I'm interested in the question: how are we going to solve the climate problem if China doesn't immediately change course and move toward a carbon-free economy? And how can we possibly expect China to see the value of a carbon-free economy if the United States doesn't move first to become carbon-free, and to do a lot of explaining about how it came to set the wrong example for so long for the rest of the world?
Much of my college studies were devoted to China, and much of my China studies were devoted to the issue of China's response to the West. In fact, it is nearly impossible to understand the dilemma we face today without confronting the position in which we placed China and Japan (and other countries) in the preceding several hundred years. At the risk of oversimplifying, I think it's fair to say that we threatened them and beat them up, and sent a very clear message: figure out how to be like us -- or better yet, even more like us than us -- if you don't wish to be wiped out.

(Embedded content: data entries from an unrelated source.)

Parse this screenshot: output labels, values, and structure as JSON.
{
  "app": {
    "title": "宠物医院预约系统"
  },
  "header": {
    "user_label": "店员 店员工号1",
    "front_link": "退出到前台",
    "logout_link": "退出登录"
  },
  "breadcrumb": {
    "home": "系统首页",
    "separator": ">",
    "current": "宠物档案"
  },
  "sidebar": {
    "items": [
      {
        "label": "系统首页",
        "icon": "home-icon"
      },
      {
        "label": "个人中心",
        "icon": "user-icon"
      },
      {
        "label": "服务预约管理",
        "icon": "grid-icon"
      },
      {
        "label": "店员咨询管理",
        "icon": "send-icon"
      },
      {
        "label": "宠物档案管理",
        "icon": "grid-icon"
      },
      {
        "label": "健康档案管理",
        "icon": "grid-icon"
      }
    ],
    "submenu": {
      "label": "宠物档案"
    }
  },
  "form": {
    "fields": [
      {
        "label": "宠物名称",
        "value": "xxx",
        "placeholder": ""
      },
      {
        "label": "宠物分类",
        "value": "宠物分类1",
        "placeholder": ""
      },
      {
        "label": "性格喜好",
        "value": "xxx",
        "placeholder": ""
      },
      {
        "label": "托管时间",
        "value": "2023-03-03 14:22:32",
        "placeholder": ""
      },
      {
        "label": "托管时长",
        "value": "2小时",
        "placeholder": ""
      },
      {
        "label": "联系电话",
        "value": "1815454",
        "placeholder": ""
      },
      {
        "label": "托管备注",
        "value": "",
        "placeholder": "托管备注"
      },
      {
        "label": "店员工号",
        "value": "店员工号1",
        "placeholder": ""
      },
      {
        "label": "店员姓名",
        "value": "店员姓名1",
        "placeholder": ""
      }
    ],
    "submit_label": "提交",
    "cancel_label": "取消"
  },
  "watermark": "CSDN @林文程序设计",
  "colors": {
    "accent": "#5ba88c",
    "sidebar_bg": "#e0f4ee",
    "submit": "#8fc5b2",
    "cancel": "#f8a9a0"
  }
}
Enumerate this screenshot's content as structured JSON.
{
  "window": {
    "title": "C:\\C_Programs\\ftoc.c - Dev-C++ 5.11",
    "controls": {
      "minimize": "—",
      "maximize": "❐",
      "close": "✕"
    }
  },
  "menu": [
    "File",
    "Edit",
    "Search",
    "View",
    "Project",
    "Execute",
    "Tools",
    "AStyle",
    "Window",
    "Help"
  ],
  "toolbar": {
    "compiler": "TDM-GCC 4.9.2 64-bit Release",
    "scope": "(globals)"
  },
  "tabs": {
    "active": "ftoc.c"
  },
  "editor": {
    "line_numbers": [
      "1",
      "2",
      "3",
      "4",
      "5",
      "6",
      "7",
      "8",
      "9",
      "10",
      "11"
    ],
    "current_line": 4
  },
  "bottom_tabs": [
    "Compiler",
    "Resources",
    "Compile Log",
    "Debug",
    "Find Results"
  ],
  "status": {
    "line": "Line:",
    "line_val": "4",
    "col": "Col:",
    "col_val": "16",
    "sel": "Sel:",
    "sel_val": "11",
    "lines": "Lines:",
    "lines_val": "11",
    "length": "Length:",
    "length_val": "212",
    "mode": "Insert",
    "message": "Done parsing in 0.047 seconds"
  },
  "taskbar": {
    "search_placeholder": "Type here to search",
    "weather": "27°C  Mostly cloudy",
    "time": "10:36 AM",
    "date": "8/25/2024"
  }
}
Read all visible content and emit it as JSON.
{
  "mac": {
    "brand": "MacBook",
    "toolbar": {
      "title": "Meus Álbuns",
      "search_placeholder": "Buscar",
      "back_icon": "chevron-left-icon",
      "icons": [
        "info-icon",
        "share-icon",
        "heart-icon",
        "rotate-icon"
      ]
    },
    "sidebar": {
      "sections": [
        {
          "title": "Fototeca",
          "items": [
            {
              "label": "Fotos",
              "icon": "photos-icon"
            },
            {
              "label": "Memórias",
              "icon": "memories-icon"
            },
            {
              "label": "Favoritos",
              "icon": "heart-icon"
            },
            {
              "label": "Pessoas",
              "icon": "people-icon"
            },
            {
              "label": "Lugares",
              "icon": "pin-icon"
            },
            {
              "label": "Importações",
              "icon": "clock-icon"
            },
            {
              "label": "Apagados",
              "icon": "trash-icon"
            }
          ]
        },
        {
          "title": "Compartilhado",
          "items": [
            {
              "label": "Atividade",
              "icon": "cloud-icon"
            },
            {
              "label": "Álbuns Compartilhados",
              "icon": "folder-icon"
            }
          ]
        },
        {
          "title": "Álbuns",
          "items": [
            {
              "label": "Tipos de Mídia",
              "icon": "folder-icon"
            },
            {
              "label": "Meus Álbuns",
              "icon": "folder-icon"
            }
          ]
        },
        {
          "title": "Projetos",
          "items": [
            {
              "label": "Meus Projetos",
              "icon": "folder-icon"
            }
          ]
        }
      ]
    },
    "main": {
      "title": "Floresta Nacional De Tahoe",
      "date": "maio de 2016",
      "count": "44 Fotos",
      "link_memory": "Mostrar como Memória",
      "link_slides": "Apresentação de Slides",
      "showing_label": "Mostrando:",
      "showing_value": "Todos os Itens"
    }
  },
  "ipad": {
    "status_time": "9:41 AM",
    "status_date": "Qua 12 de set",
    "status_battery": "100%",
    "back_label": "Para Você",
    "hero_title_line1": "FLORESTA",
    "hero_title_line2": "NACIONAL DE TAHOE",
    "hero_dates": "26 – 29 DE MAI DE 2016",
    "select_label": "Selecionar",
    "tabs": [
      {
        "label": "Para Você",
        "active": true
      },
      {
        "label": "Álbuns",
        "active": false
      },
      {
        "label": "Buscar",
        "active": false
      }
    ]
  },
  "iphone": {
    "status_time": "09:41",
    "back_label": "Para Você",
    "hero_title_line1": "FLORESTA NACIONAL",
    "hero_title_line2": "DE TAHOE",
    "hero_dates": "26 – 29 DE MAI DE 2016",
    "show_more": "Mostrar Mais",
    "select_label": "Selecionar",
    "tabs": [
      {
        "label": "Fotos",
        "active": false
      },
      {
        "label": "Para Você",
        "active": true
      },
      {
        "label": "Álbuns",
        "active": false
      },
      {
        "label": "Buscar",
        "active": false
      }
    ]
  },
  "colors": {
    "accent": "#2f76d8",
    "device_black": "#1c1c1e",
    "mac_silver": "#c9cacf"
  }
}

During the 1980s and 1990s, when I was traveling frequently to China, I was one of the thousands of Westerners who was dazzled by how rapidly China was developing, and by how successfully they were using technology to "leapfrog" the West. For instance, during that period they accomplished a high-degree of national integration by rapidly expanding air routes and purchasing Western aircraft. Later, they skipped the nuisance of ubiquitous land lines and rapidly set up a nationwide cellphone system.
At the same time, I saw signs that China might be able to resist doing certain things "the American way." I saw superhighways being built, and shuddered to think how many cars China's drivers might fill those highways with. I also saw the Chinese enthusiasm for consumer goods, and couldn't resist thinking that it is a great thing to succeed at making consumer goods but another to succumb to building your own society itself around the worship of those goods.
And therein lies the rub: it's a little hard for people from "don't-fence-me-in" America, a land which has defined its own freedom in terms of the automobile and the lure of the open road, to suggest to China that it should stick with public transit and bicycles. (It's particularly striking when you lay the map of China over the map of the United States, and see how similar the geography of the two countries is.)
In other words, we have a "me-not-you-ism" problem: we expect to be able
to say that one thing is good for me, but you should live by other
standards. And at the same time, people in China are inclined to
respond: "In fact, I'll worry about me; don't confuse me and you."
Another thing I saw during my travels was giganticism, of the sort epitomized by the mammoth Three Gorges Project. So much of our climate crisis has to do with the tendency to do everything we do big Big BIG! This tendency to do things up big can be breathtaking, and inspiring, but it also entails enormous risks and maybe it's time that we all agreed to see how we might curtail our temptations toward grandeur.
I think that in order to understand the challenge that China and the U.S. face together, we need to talk about such things as: innovation, investment, and trade politics (for example, in such things as solar panels); our respective resource curses; our common "good earth" roots; our even greater paired fates as two "waterworlds"; and ultimately the fact that China and the U.S., are, in fact "oneworld," certainly in terms of the air that surrounds us.
Most of all, we need to confront the fact that, as things stand now, neither the U.S. nor China has an ethics that is powerful enough to cope with a species that is hurtling toward self-destruction. THAT is what our shared dialog should be about.
MORE: #chinaEARTHusa - Radical Change? or Planetocide?
(See How Do You Say "Suicide Narcissus" in Chinese?)
(See China and USA - Like a Moth to the Flame)
(See What Will "Strategic" Mean in Our Children's Lifetime?)